5G networks will generate 26 per cent of wireless service revenue in 2024, though that impressive share will not boost the overall performance of a stagnating global wireless market. This is the conclusion of a report from Strategy Analytics’ Service Provider Strategies service, Global Cellular Market: Strong 5G Outlook but Total Revenue and Profits Flat. The report predicts that the 5G market will begin to build real momentum in 2021 as network coverage improves, phone prices fall, and use cases mature.
While some markets have grown revenue with 4G services, the long term picture globally has been one where the majority of countries have found that 4G, at best, acts as a modest brake on consumer expectations, fueled by competitive pressure between operators, to spend less each month on more and more data. Between 2012 and 2018, when 4G grew from 4 per cent of all mobile subscriptions to 61 per cent globally, service revenue increased by less than 1 per cent. 5G’s impact will be equally disappointing.
Phil Kendall, Director of Strategy Analytics’ Service Provider Group, comments, “There is little to suggest from early 5G launch plans that any willingness to pay a 5G premium can be attached to the service element, rather than device element, of the proposition. Once 5G device prices begin to fall in 2021, the challenge for operators will then be how to monetize the significant additional capacity that the more widely deployed 5G networks will bring. Success here will come if operators can successfully execute on a needs-based segmentation of their customers’ 5G motivations, rather than compete on who has the fastest network and biggest data plans.”
David Kerr, Senior VP Global Wireless Practice, adds, “4G LTE networks will host over 6 billion subscriptions by the end of 2024, over two thirds of all wireless subscriptions. Prior to and even alongside initial launches of 5G services, there is considerable time for 4G LTE platforms to evolve though LTE-Advanced and LTE-Advanced Pro technologies.

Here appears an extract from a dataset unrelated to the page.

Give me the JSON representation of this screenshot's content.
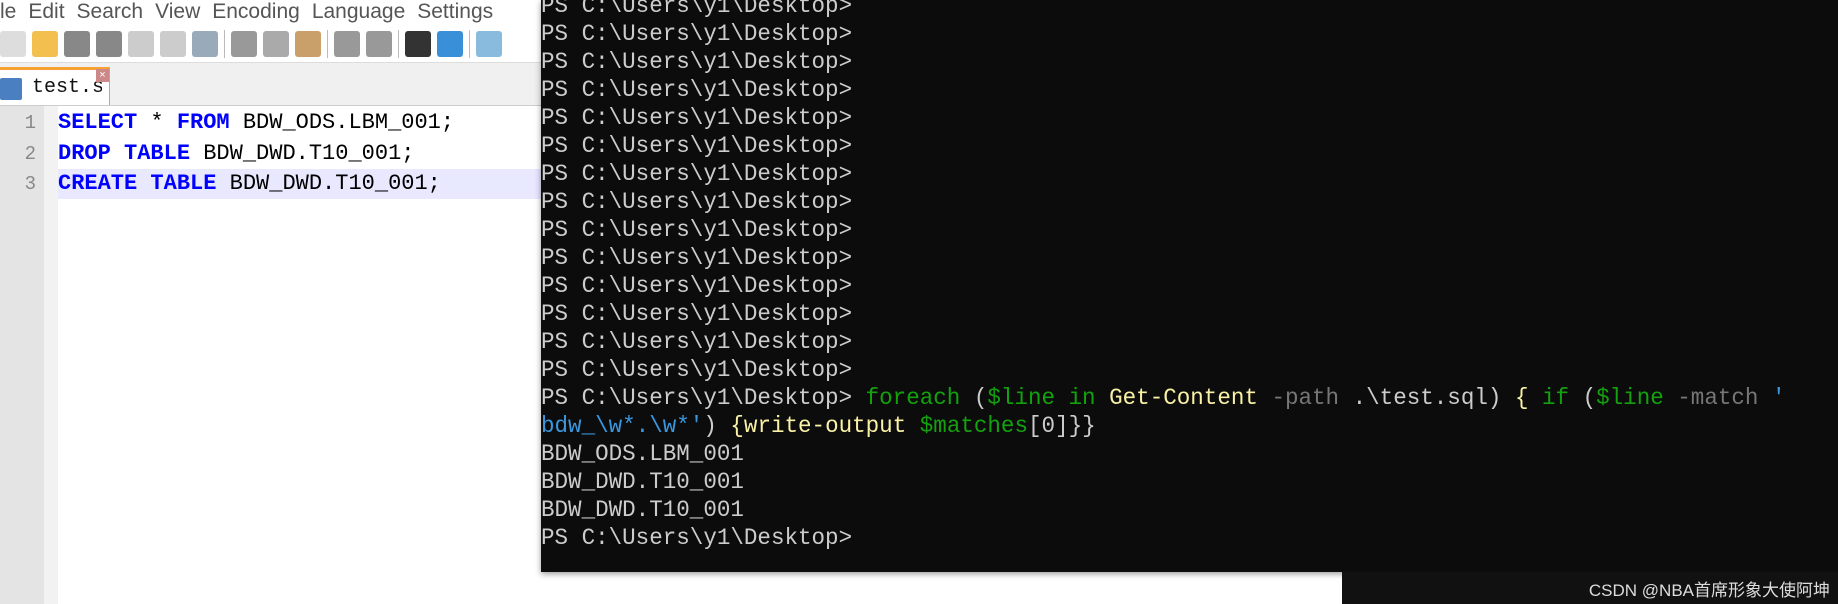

LTE continues to have a bright future with much of Africa and Middle East still clinging to older generations.”